TAMPA — A new lawsuit could mean the beginning of the end for Tampa's red-light camera program — one that lawyers call unconstitutional and activists say can be abused.
The lawsuit was filed by a group of Florida lawyers Aug. 11 in Hillsborough circuit court against the city of Tampa and the private, for-profit merchant the city uses to review video footage and issue tickets for red-light infractions.
The suit argued that the city's delegation of its powers to ticket and fine drivers who run red lights to American Traffic Solutions goes against Florida statutes and aims for all tickets issued since the program started in 2011 to be declared void.
"ATS unlawfully conducts and controls almost the entire issuance and enforcement process for red-light camera violations and makes determinations which, under Florida law, are only to be performed by a (police officer)," according to the lawsuit.
"If the city chooses to run a red-light program, it needs to do so in compliance with Florida law," said Stephen Rosenthal, co-lead counsel for the attorneys suing the city. "Otherwise, tickets issued are unlawful and people should not have had to pay those fines."
Since Tampa's program started in November 2011, the city has collected $11.4 million in revenue from red-light tickets through May 2015. Of that, $7 million has gone to ATS.
Red-light cameras have been hotly debated across the Tampa Bay area and Florida but have lost favor in some jurisdictions.

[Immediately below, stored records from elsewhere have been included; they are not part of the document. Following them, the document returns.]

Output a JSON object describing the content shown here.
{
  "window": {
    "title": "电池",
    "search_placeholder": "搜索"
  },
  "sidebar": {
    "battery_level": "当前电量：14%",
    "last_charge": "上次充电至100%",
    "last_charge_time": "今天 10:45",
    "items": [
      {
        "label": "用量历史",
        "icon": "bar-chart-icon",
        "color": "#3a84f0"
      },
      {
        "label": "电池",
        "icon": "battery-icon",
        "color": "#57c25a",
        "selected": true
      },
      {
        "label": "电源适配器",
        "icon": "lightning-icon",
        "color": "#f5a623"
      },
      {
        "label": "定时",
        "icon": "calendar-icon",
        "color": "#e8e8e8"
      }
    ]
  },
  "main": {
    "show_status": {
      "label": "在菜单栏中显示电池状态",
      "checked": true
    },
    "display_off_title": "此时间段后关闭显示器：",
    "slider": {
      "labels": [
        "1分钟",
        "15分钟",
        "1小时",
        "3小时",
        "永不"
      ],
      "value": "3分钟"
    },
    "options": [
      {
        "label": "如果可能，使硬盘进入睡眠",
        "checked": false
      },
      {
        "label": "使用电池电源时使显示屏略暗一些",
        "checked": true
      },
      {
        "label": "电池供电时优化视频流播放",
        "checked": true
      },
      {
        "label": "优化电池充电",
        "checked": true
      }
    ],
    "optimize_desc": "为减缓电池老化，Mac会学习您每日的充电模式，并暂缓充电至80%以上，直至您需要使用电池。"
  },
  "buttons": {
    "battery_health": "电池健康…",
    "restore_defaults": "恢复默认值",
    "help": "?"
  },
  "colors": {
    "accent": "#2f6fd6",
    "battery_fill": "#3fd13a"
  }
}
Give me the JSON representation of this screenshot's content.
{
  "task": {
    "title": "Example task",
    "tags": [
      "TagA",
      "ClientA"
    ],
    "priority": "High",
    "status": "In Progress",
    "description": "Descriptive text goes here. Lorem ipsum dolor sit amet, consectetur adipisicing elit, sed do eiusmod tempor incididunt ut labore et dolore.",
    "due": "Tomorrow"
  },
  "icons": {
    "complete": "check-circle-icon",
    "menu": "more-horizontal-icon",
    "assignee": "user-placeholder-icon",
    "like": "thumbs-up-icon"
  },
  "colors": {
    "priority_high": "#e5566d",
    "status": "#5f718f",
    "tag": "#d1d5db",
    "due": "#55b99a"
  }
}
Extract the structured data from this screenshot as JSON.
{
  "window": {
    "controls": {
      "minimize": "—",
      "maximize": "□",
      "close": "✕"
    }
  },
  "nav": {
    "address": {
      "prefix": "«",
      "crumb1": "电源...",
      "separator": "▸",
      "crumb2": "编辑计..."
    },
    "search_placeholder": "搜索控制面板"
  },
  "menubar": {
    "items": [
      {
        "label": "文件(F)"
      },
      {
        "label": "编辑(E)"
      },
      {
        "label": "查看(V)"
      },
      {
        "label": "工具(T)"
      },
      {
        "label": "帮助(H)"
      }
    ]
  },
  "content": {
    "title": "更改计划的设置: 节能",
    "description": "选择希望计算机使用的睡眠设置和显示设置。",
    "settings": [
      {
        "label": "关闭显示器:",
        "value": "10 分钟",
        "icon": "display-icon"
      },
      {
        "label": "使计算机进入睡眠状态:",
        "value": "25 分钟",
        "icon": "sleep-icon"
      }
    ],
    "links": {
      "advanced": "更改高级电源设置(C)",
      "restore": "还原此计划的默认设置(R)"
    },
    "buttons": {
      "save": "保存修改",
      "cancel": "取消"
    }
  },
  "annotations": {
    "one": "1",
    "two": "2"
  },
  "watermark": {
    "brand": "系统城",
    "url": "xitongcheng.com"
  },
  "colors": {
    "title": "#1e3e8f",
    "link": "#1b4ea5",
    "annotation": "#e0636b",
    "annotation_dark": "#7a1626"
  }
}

The technology is used by municipalities in Hillsborough, Pasco and Pinellas counties, but last year St. Petersburg ended its program.
The Tampa lawsuit's legal argument follows an October decision from Florida's 4th District Court of Appeal, which dismissed a citation against a Hollywood motorist. The appellate court in West Palm Beach ruled that officials delegated too much authority to the vendor, which was also American Traffic Solutions.
That decision — which the Florida Supreme Court declined to review — spawned several class-action lawsuits that have been consolidated in the U.S. District Court for the Southern District of Florida.
Tampa was originally named as a defendant among more than 70 Florida municipalities in that case, but the city argued it shouldn't be sued in Miami. Rosenthal said red-light ticket opponents then chose to file this latest suit against Tampa in its own circuit, which covers every person who has been issued a ticket by the city since the red-light program began four years ago.
Tampa City Attorney Julia Mandell said she would not comment on pending litigation, but said, "we will vigorously defend" the program.
Tampa Police Department spokeswoman Andrea Davis defended the program, saying its goal is to save lives by stopping drivers from running red lights. The number of red-light tickets police issued fell 33 percent, according to city data, going from 61,618 in 2012 to 41,369 in 2014.
"The decrease in the number of violations over time at the intersections with the red-light cameras shows that drivers are changing their patterns and using more caution at these intersections," she said.
Florida law authorizes municipalities to delegate the initial review of potential traffic violations captured by red-light cameras, the suit argued, but it doesn't authorize them to delegate the power to determine who violated the law or the ability to send out notices of violation and issue traffic citations.
Under Tampa's program, ATS reviews recorded images and video from red-light cameras and determines whether those images should be sent to a police officer. When an officer authorizes enforcement, ATS automatically sends a notice of violation with a copy of the officer's signature and badge number.
Rosenthal said he doesn't have any problem with using red-light cameras to improve traffic safety. And his group doesn't want to kill the program entirely.
"That's a political issue," he said.
But he does want to prevent future illegal exactions.
"A number of cities are seeing the light," Rosenthal said, "and changing the way they run things."
The Tampa lawsuit has a supporter on the other side of the bay: Matt Florell, who actively campaigned against the red-light camera program that St. Petersburg got rid of in 2014.
"The problem is they are way too easy to abuse," he said, pointing to the tendency of cities to go after less dangerous infractions — like right on red — that are more profitable.
Contact Anne Steele at firstname.lastname@example.org or (813) 226-3400. Follow @annemariesteele.